[Article revised on 7 March 2020.]
In the 1950s and 1960s, some therapists employed aversion therapy of the kind featured in A Clockwork Orange to "cure" male homosexuality. This typically involved showing patients pictures of naked men while giving them electric shocks or drugs to make them vomit, and, once they could no longer bear it, showing them pictures of naked women or sending them out on a "date" with a young nurse. Needless to say, these cruel and degrading methods proved entirely ineffective.
First published in 1968, DSM-II (the second edition of the American classiifcation of mental disorders) listed homosexuality as a mental disorder.

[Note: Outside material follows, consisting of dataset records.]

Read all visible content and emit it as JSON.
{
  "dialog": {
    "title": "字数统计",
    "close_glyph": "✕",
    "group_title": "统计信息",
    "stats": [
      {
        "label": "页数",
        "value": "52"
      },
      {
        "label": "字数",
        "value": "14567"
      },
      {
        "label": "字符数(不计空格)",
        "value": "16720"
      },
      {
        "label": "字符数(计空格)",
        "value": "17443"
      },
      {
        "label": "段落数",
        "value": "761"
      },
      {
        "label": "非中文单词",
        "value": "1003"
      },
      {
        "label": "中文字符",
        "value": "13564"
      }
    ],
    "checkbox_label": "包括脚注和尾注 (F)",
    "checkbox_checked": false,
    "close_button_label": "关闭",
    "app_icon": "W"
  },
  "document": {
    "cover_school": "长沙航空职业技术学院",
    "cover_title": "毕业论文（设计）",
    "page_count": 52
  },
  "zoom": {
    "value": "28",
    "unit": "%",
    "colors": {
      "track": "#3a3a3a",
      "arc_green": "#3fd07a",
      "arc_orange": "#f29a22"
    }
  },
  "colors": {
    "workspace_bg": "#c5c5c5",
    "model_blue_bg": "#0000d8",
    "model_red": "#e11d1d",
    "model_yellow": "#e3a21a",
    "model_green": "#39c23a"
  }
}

In this, the DSM followed in a long tradition in medicine and psychiatry, which in the 19th century appropriated homosexuality from the Church and, in an élan of enlightenment, promoted it from sin to mental disorder.
In 1973, the American Psychiatric Association (APA) asked all members attending its convention to vote on whether they believed homosexuality to be a mental disorder. 5,854 psychiatrists voted to remove homosexuality from the DSM, and 3,810 to retain it.

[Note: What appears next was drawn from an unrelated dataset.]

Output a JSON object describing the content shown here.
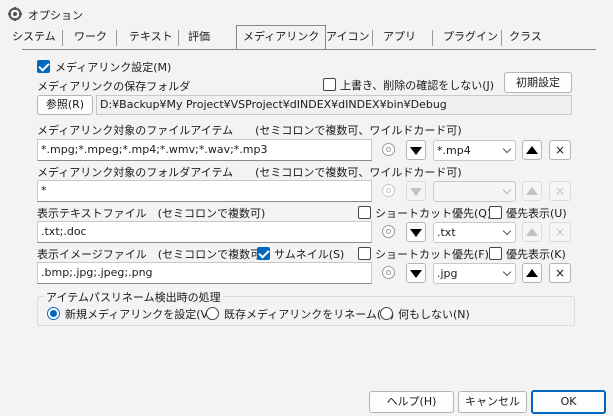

The APA then compromised, removing homosexuality from the DSM but replacing it, in effect, with "sexual orientation disturbance" for people "in conflict with" their sexual orientation. Not until 1987 did homosexuality completely fall out of the DSM.
Meanwhile, the World Health Organization (WHO) only removed homosexuality from its ICD classification with the publication of ICD-10 in 1992, although ICD-10 still carries the construct of "ego-dystonic sexual orientation". In this condition, the person is not in doubt about his or her sexual preference, but "wishes it were different because of associated psychological and behavioural disorders".
The evolution of the status of homosexuality in the classifications of mental disorders highlights that concepts of mental disorder can be rapidly evolving social constructs that change as society changes. Today, the standard of psychotherapy in the U.S. and Europe is gay affirmative psychotherapy, which encourages gay people to accept their sexual orientation.
Neel Burton is author of The Meaning of Madness and other books.